### Problem to work on
Scan the records below for the string "arrow" and return every line where it appears.

### Data extracted from a collection
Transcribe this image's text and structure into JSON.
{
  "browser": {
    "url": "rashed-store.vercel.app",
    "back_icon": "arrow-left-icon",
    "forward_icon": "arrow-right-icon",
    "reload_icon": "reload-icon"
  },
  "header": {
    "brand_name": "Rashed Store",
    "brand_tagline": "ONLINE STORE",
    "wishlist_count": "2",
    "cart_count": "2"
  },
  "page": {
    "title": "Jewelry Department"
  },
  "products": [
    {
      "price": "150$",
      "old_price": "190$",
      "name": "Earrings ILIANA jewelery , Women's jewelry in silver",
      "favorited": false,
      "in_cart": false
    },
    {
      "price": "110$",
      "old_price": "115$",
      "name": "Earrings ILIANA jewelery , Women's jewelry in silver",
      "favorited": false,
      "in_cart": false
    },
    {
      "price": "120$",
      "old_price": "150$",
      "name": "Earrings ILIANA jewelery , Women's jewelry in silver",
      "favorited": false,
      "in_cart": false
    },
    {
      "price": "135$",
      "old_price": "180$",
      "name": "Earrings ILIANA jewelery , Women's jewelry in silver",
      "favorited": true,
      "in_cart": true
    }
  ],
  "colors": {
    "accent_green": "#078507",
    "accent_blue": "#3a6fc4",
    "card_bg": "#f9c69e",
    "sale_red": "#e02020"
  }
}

### Result
    "back_icon": "arrow-left-icon",
    "forward_icon": "arrow-right-icon",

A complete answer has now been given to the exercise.